### Instructions for the task
Check every line of the data below for the word "jump". Copy the ones that have it.

### Data for processing
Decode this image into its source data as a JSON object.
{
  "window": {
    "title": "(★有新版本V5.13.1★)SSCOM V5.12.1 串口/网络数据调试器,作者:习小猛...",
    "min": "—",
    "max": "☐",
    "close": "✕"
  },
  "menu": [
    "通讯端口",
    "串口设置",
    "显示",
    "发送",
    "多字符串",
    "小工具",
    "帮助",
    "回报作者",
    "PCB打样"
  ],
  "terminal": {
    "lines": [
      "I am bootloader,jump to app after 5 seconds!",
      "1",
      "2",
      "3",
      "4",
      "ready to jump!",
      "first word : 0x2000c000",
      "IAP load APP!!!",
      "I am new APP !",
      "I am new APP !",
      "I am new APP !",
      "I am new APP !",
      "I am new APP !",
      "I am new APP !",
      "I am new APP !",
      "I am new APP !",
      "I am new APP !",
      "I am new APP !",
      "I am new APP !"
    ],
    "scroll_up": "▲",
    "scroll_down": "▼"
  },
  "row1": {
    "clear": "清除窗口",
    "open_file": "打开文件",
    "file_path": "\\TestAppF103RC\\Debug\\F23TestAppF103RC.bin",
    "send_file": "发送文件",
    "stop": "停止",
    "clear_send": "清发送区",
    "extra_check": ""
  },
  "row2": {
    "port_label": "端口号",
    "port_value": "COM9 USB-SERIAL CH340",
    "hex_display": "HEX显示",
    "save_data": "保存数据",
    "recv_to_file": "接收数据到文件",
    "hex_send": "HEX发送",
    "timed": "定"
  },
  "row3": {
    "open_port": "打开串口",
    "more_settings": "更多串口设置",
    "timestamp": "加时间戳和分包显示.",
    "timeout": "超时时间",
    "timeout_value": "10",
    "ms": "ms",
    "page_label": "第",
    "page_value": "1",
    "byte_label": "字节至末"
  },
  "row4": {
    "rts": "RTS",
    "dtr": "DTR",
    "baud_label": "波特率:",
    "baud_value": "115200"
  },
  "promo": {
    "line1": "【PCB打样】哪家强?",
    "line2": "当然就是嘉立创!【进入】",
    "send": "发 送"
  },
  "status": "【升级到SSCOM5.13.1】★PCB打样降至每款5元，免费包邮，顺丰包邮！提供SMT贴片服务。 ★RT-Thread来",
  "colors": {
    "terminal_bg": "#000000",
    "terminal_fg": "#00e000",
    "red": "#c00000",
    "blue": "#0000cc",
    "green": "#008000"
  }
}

### Result below
      "I am bootloader,jump to app after 5 seconds!",
      "ready to jump!",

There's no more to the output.